The cerebrum is the most anterior part of the brain, located in the top half of the skull, consisting of two hemispheres separated by a fissure and connected by the corpus callosum. It is responsible for integrating complex sensory and neural functions, and subsequently initiating and coordinating voluntary activity in the body.
The cortex is the outer layer of the cerebrum, composed of folded grey matter. Its neuron cell bodies, dendrites, synapses, axons, and axon terminals play a crucial role in consciousness. The two hemispheres are divided into four lobes, distinct sections of the organ: the frontal lobe, parietal lobe, temporal lobe, and occipital lobe. Our understanding of the specific functions of the cerebral cortex are based on the theories of localisation and lateralisation. Localisation is the theory that specific areas of the brain are associated with/responsible for particular physical and psychological functions. Lateralisation is the theory that one hemisphere is dominant over the other/responsible for particular physical and psychological functions.

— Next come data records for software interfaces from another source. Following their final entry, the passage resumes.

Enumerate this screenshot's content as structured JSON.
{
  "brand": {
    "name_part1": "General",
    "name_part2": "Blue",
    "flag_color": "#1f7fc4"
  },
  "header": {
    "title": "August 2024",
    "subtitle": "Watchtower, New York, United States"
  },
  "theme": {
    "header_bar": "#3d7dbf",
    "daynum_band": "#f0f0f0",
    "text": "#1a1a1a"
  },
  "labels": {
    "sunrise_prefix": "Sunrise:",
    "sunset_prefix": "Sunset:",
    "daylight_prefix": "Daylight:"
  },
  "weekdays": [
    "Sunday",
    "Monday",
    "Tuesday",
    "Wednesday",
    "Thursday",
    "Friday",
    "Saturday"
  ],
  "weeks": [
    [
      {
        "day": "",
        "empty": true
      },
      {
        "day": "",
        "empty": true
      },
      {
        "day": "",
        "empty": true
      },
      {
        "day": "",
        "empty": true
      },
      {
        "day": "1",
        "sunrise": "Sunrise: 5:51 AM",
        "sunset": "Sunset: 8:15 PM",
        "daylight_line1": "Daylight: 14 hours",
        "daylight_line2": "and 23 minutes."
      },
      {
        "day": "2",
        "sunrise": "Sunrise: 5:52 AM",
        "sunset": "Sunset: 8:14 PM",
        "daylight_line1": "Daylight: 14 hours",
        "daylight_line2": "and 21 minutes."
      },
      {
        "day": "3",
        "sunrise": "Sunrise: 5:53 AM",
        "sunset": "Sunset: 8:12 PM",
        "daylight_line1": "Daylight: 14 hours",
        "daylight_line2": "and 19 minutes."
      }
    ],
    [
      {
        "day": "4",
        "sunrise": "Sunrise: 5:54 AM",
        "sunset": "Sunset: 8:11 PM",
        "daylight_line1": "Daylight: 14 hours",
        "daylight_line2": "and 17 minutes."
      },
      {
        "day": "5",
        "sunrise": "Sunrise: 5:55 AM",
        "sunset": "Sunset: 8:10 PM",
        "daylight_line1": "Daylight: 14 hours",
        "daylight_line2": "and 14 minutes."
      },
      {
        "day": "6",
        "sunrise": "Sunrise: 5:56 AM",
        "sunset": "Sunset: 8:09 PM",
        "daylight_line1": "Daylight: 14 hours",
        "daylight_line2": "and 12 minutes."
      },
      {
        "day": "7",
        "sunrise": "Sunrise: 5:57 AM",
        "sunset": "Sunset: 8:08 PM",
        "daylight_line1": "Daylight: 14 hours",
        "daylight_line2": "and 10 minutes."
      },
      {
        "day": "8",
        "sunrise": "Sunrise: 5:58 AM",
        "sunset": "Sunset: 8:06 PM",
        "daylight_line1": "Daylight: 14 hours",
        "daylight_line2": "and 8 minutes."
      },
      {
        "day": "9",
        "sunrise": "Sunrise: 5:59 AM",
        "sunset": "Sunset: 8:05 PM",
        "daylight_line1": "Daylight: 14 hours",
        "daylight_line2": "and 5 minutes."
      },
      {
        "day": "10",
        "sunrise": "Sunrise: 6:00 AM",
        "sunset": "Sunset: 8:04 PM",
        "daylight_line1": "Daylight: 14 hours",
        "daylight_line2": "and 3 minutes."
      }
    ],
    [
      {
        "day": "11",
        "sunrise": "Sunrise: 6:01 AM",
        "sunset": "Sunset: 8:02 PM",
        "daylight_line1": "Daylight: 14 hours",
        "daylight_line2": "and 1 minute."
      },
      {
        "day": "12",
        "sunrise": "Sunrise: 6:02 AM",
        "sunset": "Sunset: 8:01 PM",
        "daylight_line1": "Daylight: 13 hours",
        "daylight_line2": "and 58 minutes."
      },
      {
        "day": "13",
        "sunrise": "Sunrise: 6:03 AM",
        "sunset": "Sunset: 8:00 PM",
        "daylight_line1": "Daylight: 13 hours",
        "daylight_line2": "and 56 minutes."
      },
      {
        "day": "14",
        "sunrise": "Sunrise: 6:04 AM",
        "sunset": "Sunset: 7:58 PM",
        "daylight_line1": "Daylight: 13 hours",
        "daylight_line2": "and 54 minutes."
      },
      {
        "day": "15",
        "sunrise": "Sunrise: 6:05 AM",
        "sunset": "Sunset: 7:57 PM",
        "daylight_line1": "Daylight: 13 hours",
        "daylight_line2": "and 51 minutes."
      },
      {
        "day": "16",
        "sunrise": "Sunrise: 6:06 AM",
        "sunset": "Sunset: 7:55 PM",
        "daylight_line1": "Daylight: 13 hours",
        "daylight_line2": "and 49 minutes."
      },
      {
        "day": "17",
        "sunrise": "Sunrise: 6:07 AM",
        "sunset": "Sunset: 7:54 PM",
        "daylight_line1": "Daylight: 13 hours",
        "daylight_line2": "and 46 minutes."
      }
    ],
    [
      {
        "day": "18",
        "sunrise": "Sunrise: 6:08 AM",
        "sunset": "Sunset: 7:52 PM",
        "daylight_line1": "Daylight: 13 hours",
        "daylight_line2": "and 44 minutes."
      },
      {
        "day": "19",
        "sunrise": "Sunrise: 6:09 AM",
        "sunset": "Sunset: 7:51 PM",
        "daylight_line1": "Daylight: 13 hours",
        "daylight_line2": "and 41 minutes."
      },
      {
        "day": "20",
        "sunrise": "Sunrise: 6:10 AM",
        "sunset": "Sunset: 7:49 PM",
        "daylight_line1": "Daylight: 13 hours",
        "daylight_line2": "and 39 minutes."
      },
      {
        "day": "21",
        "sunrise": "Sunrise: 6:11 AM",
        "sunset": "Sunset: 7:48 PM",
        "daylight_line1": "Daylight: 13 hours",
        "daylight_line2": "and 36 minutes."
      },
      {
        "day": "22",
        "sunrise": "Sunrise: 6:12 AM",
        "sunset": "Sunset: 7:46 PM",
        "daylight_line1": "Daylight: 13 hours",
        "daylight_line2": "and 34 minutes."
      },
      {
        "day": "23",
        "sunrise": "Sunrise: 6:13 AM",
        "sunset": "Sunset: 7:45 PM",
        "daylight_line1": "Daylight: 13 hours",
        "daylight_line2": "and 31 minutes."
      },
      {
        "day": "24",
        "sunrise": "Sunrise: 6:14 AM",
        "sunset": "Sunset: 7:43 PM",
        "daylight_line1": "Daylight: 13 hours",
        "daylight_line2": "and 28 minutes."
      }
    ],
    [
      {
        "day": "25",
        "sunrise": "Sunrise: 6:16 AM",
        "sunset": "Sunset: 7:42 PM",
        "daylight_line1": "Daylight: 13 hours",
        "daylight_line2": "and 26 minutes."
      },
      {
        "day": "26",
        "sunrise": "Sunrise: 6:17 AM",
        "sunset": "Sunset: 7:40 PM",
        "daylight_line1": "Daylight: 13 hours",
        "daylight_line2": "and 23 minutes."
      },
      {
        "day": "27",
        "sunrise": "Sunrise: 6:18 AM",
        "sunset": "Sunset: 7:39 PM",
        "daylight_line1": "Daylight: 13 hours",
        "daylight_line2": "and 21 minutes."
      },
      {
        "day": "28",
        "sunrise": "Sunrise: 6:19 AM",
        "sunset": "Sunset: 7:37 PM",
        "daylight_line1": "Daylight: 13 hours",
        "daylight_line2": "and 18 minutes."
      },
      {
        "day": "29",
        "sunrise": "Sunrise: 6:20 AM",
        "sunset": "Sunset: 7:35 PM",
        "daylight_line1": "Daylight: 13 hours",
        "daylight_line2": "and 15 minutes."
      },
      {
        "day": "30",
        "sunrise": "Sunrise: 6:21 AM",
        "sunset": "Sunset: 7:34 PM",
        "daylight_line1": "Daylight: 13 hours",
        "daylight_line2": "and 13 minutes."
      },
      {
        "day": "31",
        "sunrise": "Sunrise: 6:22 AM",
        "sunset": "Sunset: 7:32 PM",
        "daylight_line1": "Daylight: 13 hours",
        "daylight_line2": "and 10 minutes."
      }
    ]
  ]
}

The meninges are the three membranes that line the skull and vertebral canal, and enclose the brain and spinal cord. The Cerebrospinal Fluid serves a vital function in the cerebral autoregulation of cerebral blood flow. Cerebrospinal Fluid occupies the subarachnoid space and the ventricular system around and inside the brain and spinal cord.